## [Work instructions]
Print the records again, character for character.

──────── Data to use ────────

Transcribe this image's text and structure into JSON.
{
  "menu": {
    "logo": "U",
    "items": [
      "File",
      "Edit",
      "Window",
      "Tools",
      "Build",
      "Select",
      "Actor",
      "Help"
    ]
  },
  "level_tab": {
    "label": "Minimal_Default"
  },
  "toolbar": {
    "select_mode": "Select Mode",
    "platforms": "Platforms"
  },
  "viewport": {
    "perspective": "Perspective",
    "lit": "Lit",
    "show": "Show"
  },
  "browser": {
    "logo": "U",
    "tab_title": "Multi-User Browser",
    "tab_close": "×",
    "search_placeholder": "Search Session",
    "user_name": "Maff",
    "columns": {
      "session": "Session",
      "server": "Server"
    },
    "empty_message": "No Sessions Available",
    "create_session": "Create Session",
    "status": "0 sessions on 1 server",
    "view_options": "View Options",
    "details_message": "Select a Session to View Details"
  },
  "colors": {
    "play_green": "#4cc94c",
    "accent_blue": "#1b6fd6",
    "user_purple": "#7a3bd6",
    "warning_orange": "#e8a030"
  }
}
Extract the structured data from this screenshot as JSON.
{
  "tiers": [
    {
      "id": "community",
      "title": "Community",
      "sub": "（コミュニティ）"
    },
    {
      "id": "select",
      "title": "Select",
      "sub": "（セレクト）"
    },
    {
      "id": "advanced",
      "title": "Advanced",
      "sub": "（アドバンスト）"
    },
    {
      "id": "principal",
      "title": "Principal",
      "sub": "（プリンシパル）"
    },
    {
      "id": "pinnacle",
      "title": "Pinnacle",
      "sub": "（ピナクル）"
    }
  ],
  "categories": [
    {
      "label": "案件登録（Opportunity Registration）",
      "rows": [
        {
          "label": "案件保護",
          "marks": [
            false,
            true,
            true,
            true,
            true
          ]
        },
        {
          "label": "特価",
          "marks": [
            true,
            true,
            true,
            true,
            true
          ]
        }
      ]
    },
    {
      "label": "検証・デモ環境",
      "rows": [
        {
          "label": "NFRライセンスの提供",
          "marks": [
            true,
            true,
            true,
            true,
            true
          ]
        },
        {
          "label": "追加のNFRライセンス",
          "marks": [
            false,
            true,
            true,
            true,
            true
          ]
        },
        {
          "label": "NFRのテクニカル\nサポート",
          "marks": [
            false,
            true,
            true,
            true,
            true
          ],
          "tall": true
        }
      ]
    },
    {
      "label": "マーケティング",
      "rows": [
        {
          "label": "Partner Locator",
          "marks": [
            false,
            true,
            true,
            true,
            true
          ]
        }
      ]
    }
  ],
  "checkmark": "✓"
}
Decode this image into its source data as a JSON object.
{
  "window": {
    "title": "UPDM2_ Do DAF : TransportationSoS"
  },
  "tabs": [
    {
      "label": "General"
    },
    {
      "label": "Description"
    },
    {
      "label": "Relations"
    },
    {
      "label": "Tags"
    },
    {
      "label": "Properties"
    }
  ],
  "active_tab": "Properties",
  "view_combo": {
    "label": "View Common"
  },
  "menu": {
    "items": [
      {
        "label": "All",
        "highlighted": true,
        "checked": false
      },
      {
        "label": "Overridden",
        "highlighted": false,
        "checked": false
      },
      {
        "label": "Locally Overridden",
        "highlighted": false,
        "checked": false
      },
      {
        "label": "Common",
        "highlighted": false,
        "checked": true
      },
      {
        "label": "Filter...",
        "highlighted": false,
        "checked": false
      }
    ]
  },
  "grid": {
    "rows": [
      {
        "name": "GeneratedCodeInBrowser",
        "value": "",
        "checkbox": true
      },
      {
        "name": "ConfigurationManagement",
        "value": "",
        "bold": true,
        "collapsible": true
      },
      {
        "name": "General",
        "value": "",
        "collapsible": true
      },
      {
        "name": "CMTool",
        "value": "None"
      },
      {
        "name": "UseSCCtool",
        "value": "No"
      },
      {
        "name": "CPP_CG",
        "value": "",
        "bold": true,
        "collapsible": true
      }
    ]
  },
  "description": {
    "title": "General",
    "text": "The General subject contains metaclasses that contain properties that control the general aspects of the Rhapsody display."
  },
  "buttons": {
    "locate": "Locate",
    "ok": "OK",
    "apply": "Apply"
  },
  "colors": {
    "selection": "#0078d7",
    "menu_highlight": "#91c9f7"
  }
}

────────

## [Completed exercise]
Transcribe this image's text and structure into JSON.
{
  "menu": {
    "logo": "U",
    "items": [
      "File",
      "Edit",
      "Window",
      "Tools",
      "Build",
      "Select",
      "Actor",
      "Help"
    ]
  },
  "level_tab": {
    "label": "Minimal_Default"
  },
  "toolbar": {
    "select_mode": "Select Mode",
    "platforms": "Platforms"
  },
  "viewport": {
    "perspective": "Perspective",
    "lit": "Lit",
    "show": "Show"
  },
  "browser": {
    "logo": "U",
    "tab_title": "Multi-User Browser",
    "tab_close": "×",
    "search_placeholder": "Search Session",
    "user_name": "Maff",
    "columns": {
      "session": "Session",
      "server": "Server"
    },
    "empty_message": "No Sessions Available",
    "create_session": "Create Session",
    "status": "0 sessions on 1 server",
    "view_options": "View Options",
    "details_message": "Select a Session to View Details"
  },
  "colors": {
    "play_green": "#4cc94c",
    "accent_blue": "#1b6fd6",
    "user_purple": "#7a3bd6",
    "warning_orange": "#e8a030"
  }
}
Extract the structured data from this screenshot as JSON.
{
  "tiers": [
    {
      "id": "community",
      "title": "Community",
      "sub": "（コミュニティ）"
    },
    {
      "id": "select",
      "title": "Select",
      "sub": "（セレクト）"
    },
    {
      "id": "advanced",
      "title": "Advanced",
      "sub": "（アドバンスト）"
    },
    {
      "id": "principal",
      "title": "Principal",
      "sub": "（プリンシパル）"
    },
    {
      "id": "pinnacle",
      "title": "Pinnacle",
      "sub": "（ピナクル）"
    }
  ],
  "categories": [
    {
      "label": "案件登録（Opportunity Registration）",
      "rows": [
        {
          "label": "案件保護",
          "marks": [
            false,
            true,
            true,
            true,
            true
          ]
        },
        {
          "label": "特価",
          "marks": [
            true,
            true,
            true,
            true,
            true
          ]
        }
      ]
    },
    {
      "label": "検証・デモ環境",
      "rows": [
        {
          "label": "NFRライセンスの提供",
          "marks": [
            true,
            true,
            true,
            true,
            true
          ]
        },
        {
          "label": "追加のNFRライセンス",
          "marks": [
            false,
            true,
            true,
            true,
            true
          ]
        },
        {
          "label": "NFRのテクニカル\nサポート",
          "marks": [
            false,
            true,
            true,
            true,
            true
          ],
          "tall": true
        }
      ]
    },
    {
      "label": "マーケティング",
      "rows": [
        {
          "label": "Partner Locator",
          "marks": [
            false,
            true,
            true,
            true,
            true
          ]
        }
      ]
    }
  ],
  "checkmark": "✓"
}
Decode this image into its source data as a JSON object.
{
  "window": {
    "title": "UPDM2_ Do DAF : TransportationSoS"
  },
  "tabs": [
    {
      "label": "General"
    },
    {
      "label": "Description"
    },
    {
      "label": "Relations"
    },
    {
      "label": "Tags"
    },
    {
      "label": "Properties"
    }
  ],
  "active_tab": "Properties",
  "view_combo": {
    "label": "View Common"
  },
  "menu": {
    "items": [
      {
        "label": "All",
        "highlighted": true,
        "checked": false
      },
      {
        "label": "Overridden",
        "highlighted": false,
        "checked": false
      },
      {
        "label": "Locally Overridden",
        "highlighted": false,
        "checked": false
      },
      {
        "label": "Common",
        "highlighted": false,
        "checked": true
      },
      {
        "label": "Filter...",
        "highlighted": false,
        "checked": false
      }
    ]
  },
  "grid": {
    "rows": [
      {
        "name": "GeneratedCodeInBrowser",
        "value": "",
        "checkbox": true
      },
      {
        "name": "ConfigurationManagement",
        "value": "",
        "bold": true,
        "collapsible": true
      },
      {
        "name": "General",
        "value": "",
        "collapsible": true
      },
      {
        "name": "CMTool",
        "value": "None"
      },
      {
        "name": "UseSCCtool",
        "value": "No"
      },
      {
        "name": "CPP_CG",
        "value": "",
        "bold": true,
        "collapsible": true
      }
    ]
  },
  "description": {
    "title": "General",
    "text": "The General subject contains metaclasses that contain properties that control the general aspects of the Rhapsody display."
  },
  "buttons": {
    "locate": "Locate",
    "ok": "OK",
    "apply": "Apply"
  },
  "colors": {
    "selection": "#0078d7",
    "menu_highlight": "#91c9f7"
  }
}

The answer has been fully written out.